The two main types of piping are pipes and tubes. Both are defined in terms of diameter and wall thickness. Pipes are generally used for larger applications, and tubes for smaller applications. Tubes are able to handle higher pressures than pipes of the same wall thickness. Tubes are preferred in hygienic applications.
Pipe connections can be flanged, welded or threaded according to a user's needs. In some processes involving medical materiela only welds are acceptable.
Pipe diameters and distances directly influence the discharge pressure required from pumps.
Many medical waste treatment operations use batch processes. Small batch processes often employ a 1+1 arrangement (1 operating +1 standby) of pumps. Positive displacement pumps are common. Larger centrifugal pumps with variable speed can be more energy efficient but are usually not practical for small processes.
All parameters of a system can be monitored with either switches or transmitters. Switches give a digital output (binary) where transmitters provide an operating range.
Switches give feedback once a parameter satisfies their calibrated value. The configuration would be as simple as “parameter satisfied ? output = true” or “parameter not satisfied ? output = false”. This provides a binary indication of a specific process parameter at a specific point.
Transmitters provide continuous feedback on parameters throughout their effective ranges. Software can then be used to apply this information in control systems, e.g. A level transmitter for a tank could provide the operator with real-time feedback on tank levels by means of a HMI
High level control is commonly used to prevent overfilling of vessels and subsequent spillages. Low level control is commonly used to prevent pump damage. As mentioned, several pump types will suffer severe damage from even a small period of dry-running. It is common to interlock pump signals to switch off as soon as the low level on an upstream vessel is reached

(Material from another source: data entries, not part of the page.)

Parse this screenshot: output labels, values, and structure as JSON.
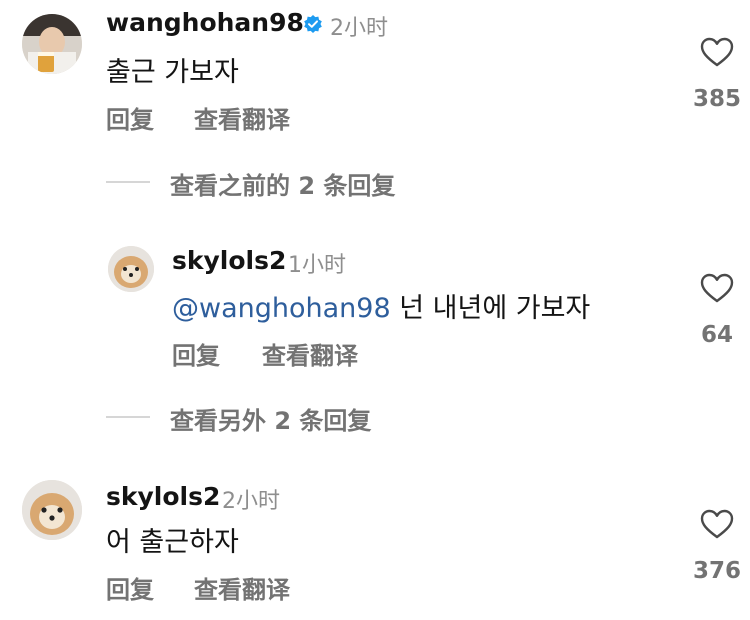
{
  "comments": [
    {
      "username": "wanghohan98",
      "time": "2小时",
      "text": "출근 가보자",
      "reply_label": "回复",
      "translate_label": "查看翻译",
      "likes": "385",
      "verified": true,
      "view_replies": "查看之前的 2 条回复"
    },
    {
      "username": "skylols2",
      "time": "1小时",
      "mention": "@wanghohan98",
      "text": " 넌 내년에 가보자",
      "reply_label": "回复",
      "translate_label": "查看翻译",
      "likes": "64",
      "view_replies": "查看另外 2 条回复"
    },
    {
      "username": "skylols2",
      "time": "2小时",
      "text": "어 출근하자",
      "reply_label": "回复",
      "translate_label": "查看翻译",
      "likes": "376"
    }
  ],
  "colors": {
    "username": "#141414",
    "meta": "#8e8e8e",
    "action": "#737373",
    "mention": "#2e5e9c",
    "verified": "#1d9bf0"
  }
}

Low level control is commonly used to prevent pump damage. As mentioned, several pump types will suffer severe damage from even a small period of dry-running. It is common to interlock pump signals to switch off as soon as the low level on an upstream vessel is reached.
Commonly used as part of a recipe management system to keep track of volumes. Flow switches are used to trigger alarms if flow states are not correct during specific windows, and can also be used to protect pumps.
Similar to flow control, critical when heating/cooling equipment requires control.
Commonly used as an alternative to flow/no-flow control. Can also be used to protect pumps and other equipment.
These instruments are used to detect positions of metal and non-metal parts alike. Commonly used to detect the positions of valve handles to ensure that all valves are in correct positions. Valve positions are commonly interlocked with pump status as closed valves in a transfer route are a health and safety hazard for most pump systems.
As with piping, instrumentation connections can be weld-on, flanged or threaded. Additionally some instruments require the installation of socket connectors. Of these, only weld-on is considered hygienic.
The most common control center for industrial applications is a PLC. This is an industrial computer with input channels used to interpret parameters and uses software to issue commands via outputs.